Czech-based musicologist claims to have found missing libretto to Mozart's Zaide
For many years Wolfgang Amadeus Mozart's operatic work Zaide was regarded as a fragment. More than an hour of music was preserved but that was only the arias. Originally they were linked by spoken text, none of which survived. The German musicologist and conductor Andreas Kroeper, who now lives in the Czech Republic, says he has found the missing text and has proved it belonged to Zaide.
Mozart started to compose the two-act Singspiel, set in a Turkish harem — a popular setting at that time, some time around 1780 in Salzburg. The libretto, developing similar plots of the period, was written by the Salzburg court musician Johann Andreas Schachtner. But Mozart soon realised a serious piece like that would not go down well with the Viennese audience whose tastes had turned to comic operas.
Mozart abandoned the project, not finishing the overture and the final act. Zaide was not staged until 1866 in an adaptation. Further adaptations followed, often with a narrator filling the gaps between each musical number. The British Classical Opera Company recently decided to commission a contemporary poet to write new lyrics and to use other works by Mozart from the same period to complete the piece musically. In the Czech Republic, Zaide was adapted by the South Bohemian Theatre three years ago with actors outside the plot carrying the storyline from on sung piece to another.

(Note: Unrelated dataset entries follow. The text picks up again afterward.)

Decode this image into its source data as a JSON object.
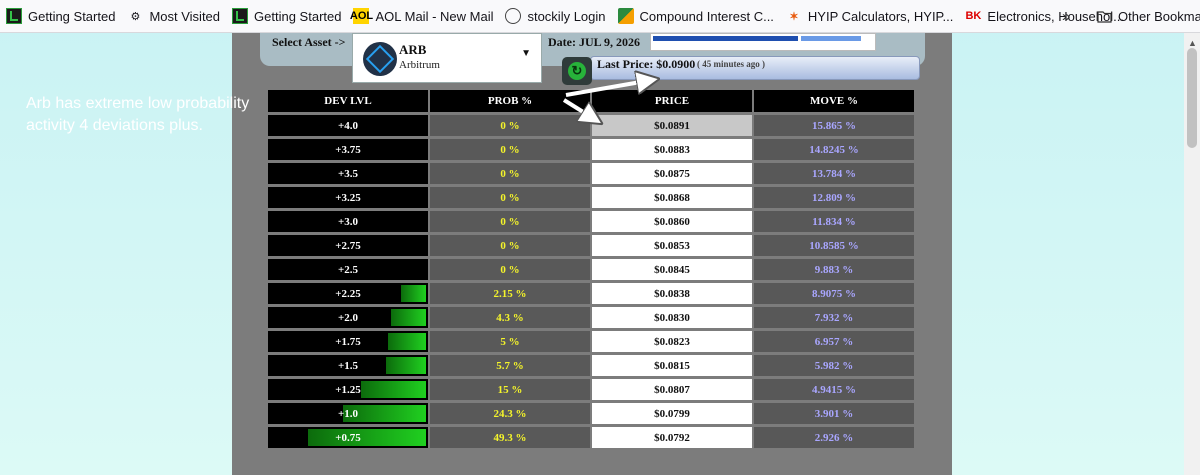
{
  "bookmarks": [
    {
      "label": "Getting Started",
      "icon": "getting-started-icon"
    },
    {
      "label": "Most Visited",
      "icon": "gear-icon"
    },
    {
      "label": "Getting Started",
      "icon": "getting-started-icon"
    },
    {
      "label": "AOL Mail - New Mail",
      "icon": "aol-icon"
    },
    {
      "label": "stockily Login",
      "icon": "globe-icon"
    },
    {
      "label": "Compound Interest C...",
      "icon": "compound-icon"
    },
    {
      "label": "HYIP Calculators, HYIP...",
      "icon": "hyip-icon"
    },
    {
      "label": "Electronics, Househol...",
      "icon": "bk-icon"
    }
  ],
  "bookmarks_more": "»",
  "other_bookmarks": "Other Bookmarks",
  "header": {
    "select_label": "Select Asset ->",
    "asset_symbol": "ARB",
    "asset_name": "Arbitrum",
    "date": "Date: JUL 9, 2026",
    "last_price": "Last Price: $0.0900",
    "last_updated": "( 45 minutes ago )"
  },
  "annotation": "Arb has extreme low probability activity 4 deviations plus.",
  "table": {
    "headers": [
      "DEV LVL",
      "PROB %",
      "PRICE",
      "MOVE %"
    ],
    "rows": [
      {
        "dev": "+4.0",
        "prob": "0 %",
        "price": "$0.0891",
        "move": "15.865 %",
        "bar": 0
      },
      {
        "dev": "+3.75",
        "prob": "0 %",
        "price": "$0.0883",
        "move": "14.8245 %",
        "bar": 0
      },
      {
        "dev": "+3.5",
        "prob": "0 %",
        "price": "$0.0875",
        "move": "13.784 %",
        "bar": 0
      },
      {
        "dev": "+3.25",
        "prob": "0 %",
        "price": "$0.0868",
        "move": "12.809 %",
        "bar": 0
      },
      {
        "dev": "+3.0",
        "prob": "0 %",
        "price": "$0.0860",
        "move": "11.834 %",
        "bar": 0
      },
      {
        "dev": "+2.75",
        "prob": "0 %",
        "price": "$0.0853",
        "move": "10.8585 %",
        "bar": 0
      },
      {
        "dev": "+2.5",
        "prob": "0 %",
        "price": "$0.0845",
        "move": "9.883 %",
        "bar": 0
      },
      {
        "dev": "+2.25",
        "prob": "2.15 %",
        "price": "$0.0838",
        "move": "8.9075 %",
        "bar": 2.15
      },
      {
        "dev": "+2.0",
        "prob": "4.3 %",
        "price": "$0.0830",
        "move": "7.932 %",
        "bar": 4.3
      },
      {
        "dev": "+1.75",
        "prob": "5 %",
        "price": "$0.0823",
        "move": "6.957 %",
        "bar": 5
      },
      {
        "dev": "+1.5",
        "prob": "5.7 %",
        "price": "$0.0815",
        "move": "5.982 %",
        "bar": 5.7
      },
      {
        "dev": "+1.25",
        "prob": "15 %",
        "price": "$0.0807",
        "move": "4.9415 %",
        "bar": 15
      },
      {
        "dev": "+1.0",
        "prob": "24.3 %",
        "price": "$0.0799",
        "move": "3.901 %",
        "bar": 24.3
      },
      {
        "dev": "+0.75",
        "prob": "49.3 %",
        "price": "$0.0792",
        "move": "2.926 %",
        "bar": 49.3
      }
    ]
  },
  "colors": {
    "prob_text": "#f5f52a",
    "move_text": "#a9a6ff",
    "bar_green": "#20d020"
  }
}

In 1936 the Mozart expert Alfred Einstein found a libretto believed to have been the inspiration for Zaide. He compared it to the fragment, found the comparison unsatisfactory and abandoned this track. The Czech-based musicologist and conductor Andreas Kroeper says this was a mistake. He says that when examining the libretto thoroughly he found it had been used as a model for Zaide. He believes Mozart and Schachtner took liberties with the original version, left out some parts and changed the order of scenes.
Andreas Kroepner has now prepared a preview of the completed Zaide and hopes to stage it in Europe, the United States and Japan next year to mark the 250th anniversary of Mozart's birth.